The S-400 Triumf surmounted a tortured development cycle to become one of the world’s leading missile defense systems and a pivotal Russian export product. The S-400 is an excellent system; it's not horrifically expensive, versatile in its deployment, and accurate enough to take down any NATO fighter, The National Interest writes in the article Why is Russia's S-400 Air Defense System So Dangerous?
The air defense system that eventually became the S-400 began as an advanced S-300 modernization project. The S-300PMU-3 was conceived in the early 1990s as a major iteration of the S-300 platform, replete with new missiles that improve the S-300’s performance and enable it to fill new roles. As with many 1990s military hardware projects, the S-300PMU-3 struggled for consistent funding in the wake of the Soviet collapse. The system ran into further technical troubles in the early 2000s, amid concerns that the S-300PMU-3’s performance was being throttled by aging holdover components from the 1970s S-300P.
Nevertheless, the first S-400 units began to enter service in 2007. The S-400 is comprised of four core components: 1) the 30K6E battle management system, consisting of a command post and acquisition radar, 2) as many as six 98Zh6E Fire Units and twelve transporter-erector-launchers (TEL’s), 3) an assortment of surface-to-air missiles (SAM), and the 4) 30Ts6E logistical support system for missile storage and equipment maintenance.
The 30K6E battle management system can control a diverse cast of earlier Soviet missile defense units, meaning that the S-400 can coordinate with several S-300 variants, numerous entries from the TOR family of anti-air systems, and Pantsir S-1 missile system.
The S-400 presents a vast leap in performance and capabilities over earlier S-300 models.

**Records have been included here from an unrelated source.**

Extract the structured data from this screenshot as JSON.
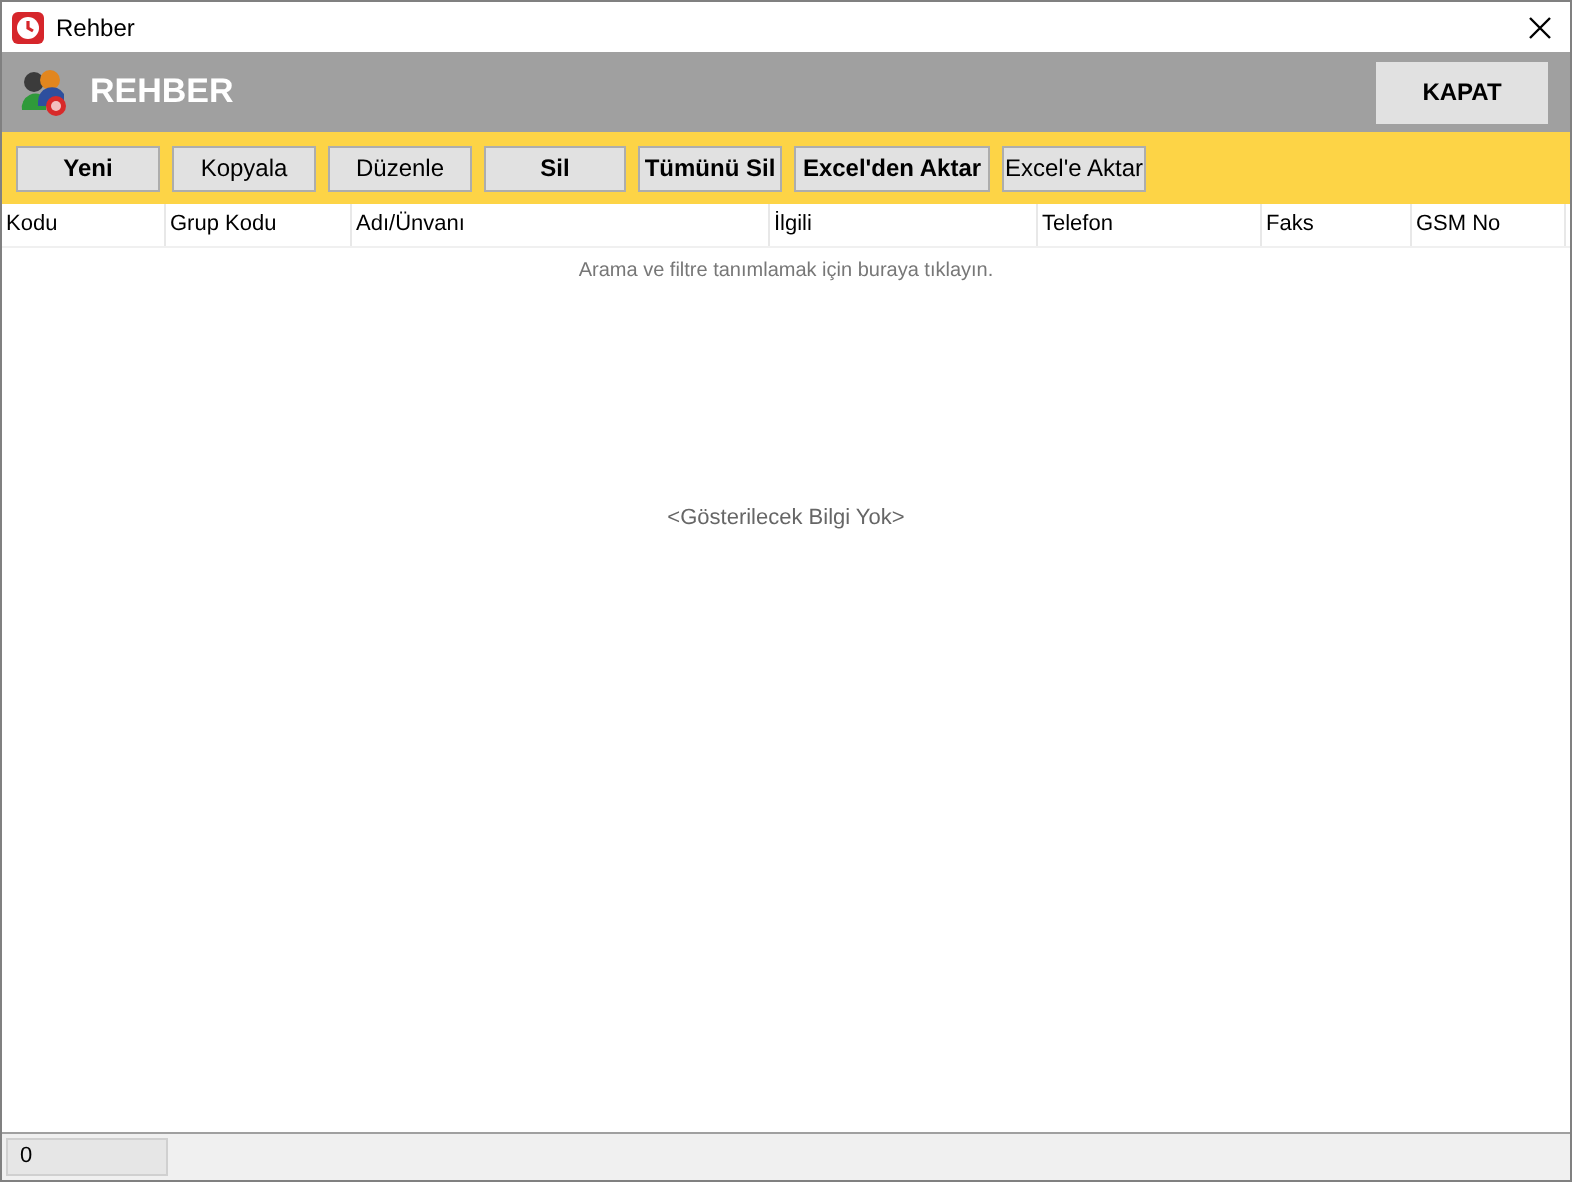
{
  "window": {
    "title": "Rehber"
  },
  "header": {
    "title": "REHBER",
    "close_button": "KAPAT"
  },
  "toolbar": [
    {
      "label": "Yeni",
      "bold": true
    },
    {
      "label": "Kopyala",
      "bold": false
    },
    {
      "label": "Düzenle",
      "bold": false
    },
    {
      "label": "Sil",
      "bold": true
    },
    {
      "label": "Tümünü Sil",
      "bold": true
    },
    {
      "label": "Excel'den Aktar",
      "bold": true
    },
    {
      "label": "Excel'e Aktar",
      "bold": false
    }
  ],
  "table": {
    "columns": [
      "Kodu",
      "Grup Kodu",
      "Adı/Ünvanı",
      "İlgili",
      "Telefon",
      "Faks",
      "GSM No"
    ],
    "filter_hint": "Arama ve filtre tanımlamak için buraya tıklayın.",
    "empty_text": "<Gösterilecek Bilgi Yok>"
  },
  "status_bar": {
    "count": "0"
  }
}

To begin with, Triumf is markedly more versatile than its predecessor: while the S-300 is explicitly a long-range air defense system, the S-400 is equipped with four missile types to satisfy a broad spectrum of combat roles: very long-range 40N6E (400 kilometers) missiles, the long-range 48N6 (250 kilometers), medium-range 9M96e2 (120 kilometers), and short-range 9m96e (40 kilometers). The S-400’s wide array of missiles is accompanied by significant new features, including anti-ECM tools against jamming as well as tracking/targeting updates to partially counter the widespread use of stealth fighter technology. In keeping with the growing prevalence of drones and saturation strategies, the S-400 can simultaneously engage up to 80 targets and 160 guided missiles. Unlike its S-300 predecessor, the S-400 has not yet spawned any derivative models.
Over the past decade, the Kremlin has succeeded in inking a slew of major S-400 export contracts. It has a long list of high-profile customers such as China, Turkey, and India; moreover, Iraq, Egypt, Vietnam, Qatar, and Saudi Arabia are among those that have expressed interest in purchasing the system in recent years.
Dozens of S-400 battalions currently serve across Russia’s five military districts, for a total of fifty-six battalions or twenty-five regiments. It is unknown how many more S-400s Russia plans to procure for its own armed forces, and how quickly. Though it is technically due to be succeeded in the coming years by the imminent S-500, it is clear that the Kremlin has no intention of phasing out the Triumf anytime soon. Rather, the S-400 is set to serve alongside the more powerful, but also much more expensive, S-500 in the decades following its introduction.